Florida by Lauren Groff is a strange, atmospheric, unsettling and absolutely captivating collection of short stories. While the book blurb says it’s the landscape, climate, history and state of mind of the titular American State that binds these stories, the overarching element permeating most of this collection is Florida’s extreme weather, terrain and wildlife, used to great effect; whether it’s the oppressive heat, ferocious wind or rain whipping, the murky swamp just beyond the household threshold, or the threatening animals lurking in the shadows. These are strange stories of loneliness, abandonment and betrayal, of strained child/parent relationships, of women unfulfilled and relationships marred by lack of communication, all brimming with atmosphere and filled with tension; some of them are even fable-like. The boy abandoned by his mother to live with his father in a house teeming with reptiles; the young girls abandoned by their parents on an island. And yet in many of these stories, at some point the protagonist is looking back at these dark times from some future point, evoking this sense of pushing through, of emerging from a waking nightmare. The stories are not all set in Florida but even when we move away, similar tensions and threats linger.

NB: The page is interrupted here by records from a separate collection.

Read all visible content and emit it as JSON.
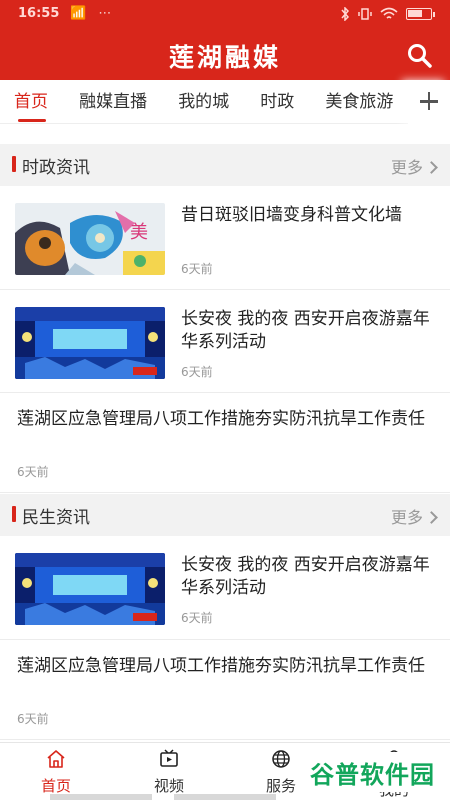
{
  "status_bar": {
    "time": "16:55",
    "left_icons": "📶 ⋯",
    "battery_text": ""
  },
  "header": {
    "app_title": "莲湖融媒"
  },
  "tabs": [
    {
      "label": "首页",
      "active": true
    },
    {
      "label": "融媒直播",
      "active": false
    },
    {
      "label": "我的城",
      "active": false
    },
    {
      "label": "时政",
      "active": false
    },
    {
      "label": "美食旅游",
      "active": false
    }
  ],
  "sections": [
    {
      "title": "时政资讯",
      "more_label": "更多",
      "items": [
        {
          "title": "昔日斑驳旧墙变身科普文化墙",
          "time": "6天前",
          "has_image": true,
          "image": "mural"
        },
        {
          "title": "长安夜 我的夜 西安开启夜游嘉年华系列活动",
          "time": "6天前",
          "has_image": true,
          "image": "stage"
        },
        {
          "title": "莲湖区应急管理局八项工作措施夯实防汛抗旱工作责任",
          "time": "6天前",
          "has_image": false
        }
      ]
    },
    {
      "title": "民生资讯",
      "more_label": "更多",
      "items": [
        {
          "title": "长安夜 我的夜 西安开启夜游嘉年华系列活动",
          "time": "6天前",
          "has_image": true,
          "image": "stage"
        },
        {
          "title": "莲湖区应急管理局八项工作措施夯实防汛抗旱工作责任",
          "time": "6天前",
          "has_image": false
        }
      ]
    }
  ],
  "bottom_nav": [
    {
      "label": "首页",
      "icon": "home-icon",
      "active": true
    },
    {
      "label": "视频",
      "icon": "video-icon",
      "active": false
    },
    {
      "label": "服务",
      "icon": "globe-icon",
      "active": false
    },
    {
      "label": "我的",
      "icon": "user-icon",
      "active": false
    }
  ],
  "watermark": {
    "text": "谷普软件园"
  },
  "colors": {
    "brand_red": "#d8261b",
    "watermark_green": "#12a65b"
  }
}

The writing is bold, playful, and vibrant, even at its darkest, and such a pleasure to read. The opening story follows a raging but humorous narrator, walking her neighbourhood and glimpsing the lives of others as she passes, in a narrative that is breathless and rolling, emulating her walking, and drawing us bounding into this collection.
I flew through this book, was absolutely engrossed by it, and will definitely be looking to read more by Groff.
Florida was published by Windmill Books in 2018.
Lauren Groff is the author of six books of fiction, the most recent the novel MATRIX (September 2021). Her work has won The Story Prize, the ABA Indies’ Choice Award, and France’s Grand Prix de l’Héroïne, was a three time finalist for the National Book Award for Fiction and twice for the Kirkus Prize, and was shortlisted for the National Book Critics Circle Prize, the Southern Book Prize, and the Los Angeles Times Prize. She has received fellowships from the Guggenheim Foundation and the Radcliffe Institute for Advanced Study, and was named one of Granta’s Best of Young American Novelists. Her work has been translated into over thirty languages. She lives in Gainesville, Florida.